Perhaps the most surprising aspect ofwas how, well, unsurprising it was. It was, with a few notable exceptions, a speech both Presidents Bush and Obama could have given. In fact, I'm pretty sure they did.
"We must stop the resurgence of safe havens that enable terrorists to threaten America" was straight from W's policy shop, while "the American people are weary of war without victory" sounds awfully Obama-esque. In his speech,. From a policy standpoint, he failed. But that isn't likely to matter. Because Americans are as ambivalent about the war in Afghanistan as President Trump appears to be.
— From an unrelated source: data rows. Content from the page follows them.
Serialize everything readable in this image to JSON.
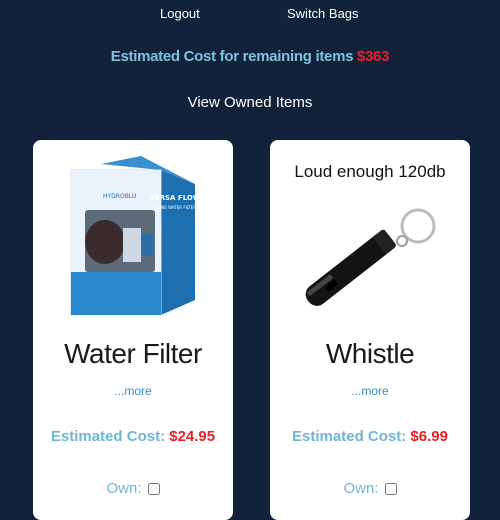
{
  "nav": {
    "logout": "Logout",
    "switch_bags": "Switch Bags"
  },
  "summary": {
    "label": "Estimated Cost for remaining items",
    "value": "$363"
  },
  "view_owned": "View Owned Items",
  "items": [
    {
      "title": "Water Filter",
      "more": "...more",
      "cost_label": "Estimated Cost:",
      "cost_value": "$24.95",
      "own_label": "Own:",
      "image_text": {
        "brand": "HYDROBLU",
        "product": "VERSA FLOW",
        "sub": "INLINE WATER FILTER"
      }
    },
    {
      "title": "Whistle",
      "more": "...more",
      "cost_label": "Estimated Cost:",
      "cost_value": "$6.99",
      "own_label": "Own:",
      "image_caption": "Loud enough 120db"
    }
  ],
  "colors": {
    "background": "#12223b",
    "accent": "#7ec3de",
    "price": "#e8202a"
  }
}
Trump was smart to remind voters why we invaded in the first place -- something his predecessors rarely did. In the wake of 9/11 -- planned in Afghanistan by the Taliban-backed al Qaeda terror network -- support for sending U.S. ground troops was around 80 percent.
Since then, public support for U.S. involvement in Afghanistan ebbed and flowed, falling into the twenties at various points. Americans have mixed feelings because on the one hand, they want to -- as President Trump put it several times -- "kill terrorists," but they also cheered when Trump passionately insisted (and it was his most impassioned moment of the night), "We are not nation-building again!"
Thus, the dilemma: The job of killing Al Qaeda or ISIS or Taliban terrorists in Afghanistan will fall upon American warriors -- and taxpayers -- until a nation has been built that can handle the work. For example, despite having spent around $70 billion since 2001 to support Afghan military and police, the Taliban has been steadily gaining ground. And as Tom Jocelyn of the Foundation for the Defense of Democracies reports, in 2015, after nearly 14 years of fighting terrorism and thousands of American deaths and injuries, "The U.S. led a raid on what was probably the largest al Qaeda training camp in history."
Fourteen years in and Al Qaeda is still growing? Is this what victory looks like?
The bad news for President Trump (and any other person in his position) is that Afghanistan is a no-win proposition: Stay, and you keep losing American lives and treasure. Go, and you risk a future attack planned in Kandahar but executed in Kansas City.
The good news is that his supporters are far more interested in partisan politics than foreign policy. I asked a grassroots conservative activist in South Carolina what he was hearing about the president's Afghanistan speech.
"My people don't care about the Afghanistan war -- we're in the middle of a culture war," he told me.
Mr. Trump appears to agree. He began his speech by talking indirectly about the, using the call of patriotism to pressure those who've been critical of his performance.
"The young men and women we send to fight our wars abroad deserve to return to a country that is not at war with itself at home," he said. "We cannot remain a force for peace in the world if we are not at peace with each other."
Not particularly subtle. And in this current moment of polarization, not likely to be effective. The war over Trump isn't ending anytime soon, and it will soon drown out the discussion of the forgotten war in Afghanistan.
And, unfortunately, the young men and women we send to fight it.
CBSN contributor Michael Graham is a conservative columnist for the Boston Herald.